To me, however, it was ALL wrong. I just knew I wouldn't be able to pull this presentation off, even if my character happened to be Madame Defarge, my favorite. I fretfully worked over and over again on my rough draft, trying not to cry with every mistake. I was ready to give up; I couldn't write anything that earned the title of monologue! Nobody would like it! The words didn't sound fancy enough!
After a few more hours of worrying, something bounced across my mind: who cares if the words didn't sound fancy? Was Madame Defarge a fancy lady? Of course not! She was a fierce, no-nonsense creature who needed to be captured that way. I then told myself that, maybe, I should remember something that made me really angry and write about that. So I did. Afterward, I told myself that that anger needs to seep into Madame Defarge's monologue, that she needs to do the writing now.
To this day, I don't recall the contents of that monologue; what I do remember, however, is all that anger I channeled from Madame Defarge. I didn't memorize something I wrote—Madame Defarge spoke from her heart, the heart that found its way onto the page.

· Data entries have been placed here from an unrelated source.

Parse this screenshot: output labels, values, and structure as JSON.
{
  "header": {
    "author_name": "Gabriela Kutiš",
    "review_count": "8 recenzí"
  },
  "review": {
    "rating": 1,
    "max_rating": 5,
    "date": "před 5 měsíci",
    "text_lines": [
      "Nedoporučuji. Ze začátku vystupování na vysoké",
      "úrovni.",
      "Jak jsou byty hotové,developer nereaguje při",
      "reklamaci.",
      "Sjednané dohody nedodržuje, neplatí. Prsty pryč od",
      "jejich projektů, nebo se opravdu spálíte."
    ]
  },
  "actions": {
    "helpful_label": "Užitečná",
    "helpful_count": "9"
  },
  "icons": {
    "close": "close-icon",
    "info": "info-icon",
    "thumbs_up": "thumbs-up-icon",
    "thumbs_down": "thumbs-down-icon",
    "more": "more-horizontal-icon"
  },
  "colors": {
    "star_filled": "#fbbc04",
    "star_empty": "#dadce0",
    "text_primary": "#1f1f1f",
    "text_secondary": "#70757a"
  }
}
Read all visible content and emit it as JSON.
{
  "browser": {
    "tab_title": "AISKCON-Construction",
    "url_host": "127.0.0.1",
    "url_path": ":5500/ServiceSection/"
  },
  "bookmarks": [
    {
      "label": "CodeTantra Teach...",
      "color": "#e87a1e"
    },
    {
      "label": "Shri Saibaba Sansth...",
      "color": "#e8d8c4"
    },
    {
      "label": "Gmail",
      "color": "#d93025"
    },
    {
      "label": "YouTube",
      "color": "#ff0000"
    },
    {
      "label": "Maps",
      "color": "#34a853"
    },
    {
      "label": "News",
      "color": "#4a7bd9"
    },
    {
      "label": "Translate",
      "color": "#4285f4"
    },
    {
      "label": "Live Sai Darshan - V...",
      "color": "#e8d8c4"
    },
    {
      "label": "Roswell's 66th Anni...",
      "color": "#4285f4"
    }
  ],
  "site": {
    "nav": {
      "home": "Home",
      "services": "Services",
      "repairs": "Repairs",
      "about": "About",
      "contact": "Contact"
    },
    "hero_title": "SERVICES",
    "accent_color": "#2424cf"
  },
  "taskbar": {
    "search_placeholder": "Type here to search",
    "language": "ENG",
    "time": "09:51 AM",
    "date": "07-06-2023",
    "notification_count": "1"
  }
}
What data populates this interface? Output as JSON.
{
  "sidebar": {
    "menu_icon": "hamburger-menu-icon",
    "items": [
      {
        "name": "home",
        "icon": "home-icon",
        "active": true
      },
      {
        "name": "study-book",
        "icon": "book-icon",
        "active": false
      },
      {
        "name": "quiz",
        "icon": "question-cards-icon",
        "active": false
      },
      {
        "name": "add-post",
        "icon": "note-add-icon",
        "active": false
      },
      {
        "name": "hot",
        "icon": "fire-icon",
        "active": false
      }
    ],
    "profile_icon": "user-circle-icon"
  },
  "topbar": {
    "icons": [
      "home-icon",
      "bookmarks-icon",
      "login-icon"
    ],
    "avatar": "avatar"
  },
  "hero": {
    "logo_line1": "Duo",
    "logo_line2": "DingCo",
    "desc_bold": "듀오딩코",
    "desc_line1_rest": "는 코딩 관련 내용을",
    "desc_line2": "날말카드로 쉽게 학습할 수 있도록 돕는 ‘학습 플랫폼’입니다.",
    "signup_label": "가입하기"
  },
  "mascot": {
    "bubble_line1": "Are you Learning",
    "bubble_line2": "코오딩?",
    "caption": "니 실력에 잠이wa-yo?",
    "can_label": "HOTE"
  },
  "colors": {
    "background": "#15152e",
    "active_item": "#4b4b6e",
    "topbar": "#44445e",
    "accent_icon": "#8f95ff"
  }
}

I thought nothing of my presentation when it was over, but then my fellow students gathered around me and told me that they hardly recognized me up there. Who was that girl, giving such a powerful monologue? It was so nice to hear her voice; she should read more often!
It took me a while to come to the conclusion that it was the mindset I put myself in prior to writing that brought my work to life. In doing this, I finally managed to find a voice. It may not exactly be my voice, but I'm getting closer and closer with each new piece I write.
In fact, what you're reading right now isn't fully me, fully Cadyn. Oh, she's in there—but you're mostly reading the work of a perky blogger who's creating a rough draft for her college application essay.
If she were to get this Spokester position, though, she would steadily break through barrier after barrier until her voice, HER voice is heard.
And that's all she's ever wanted.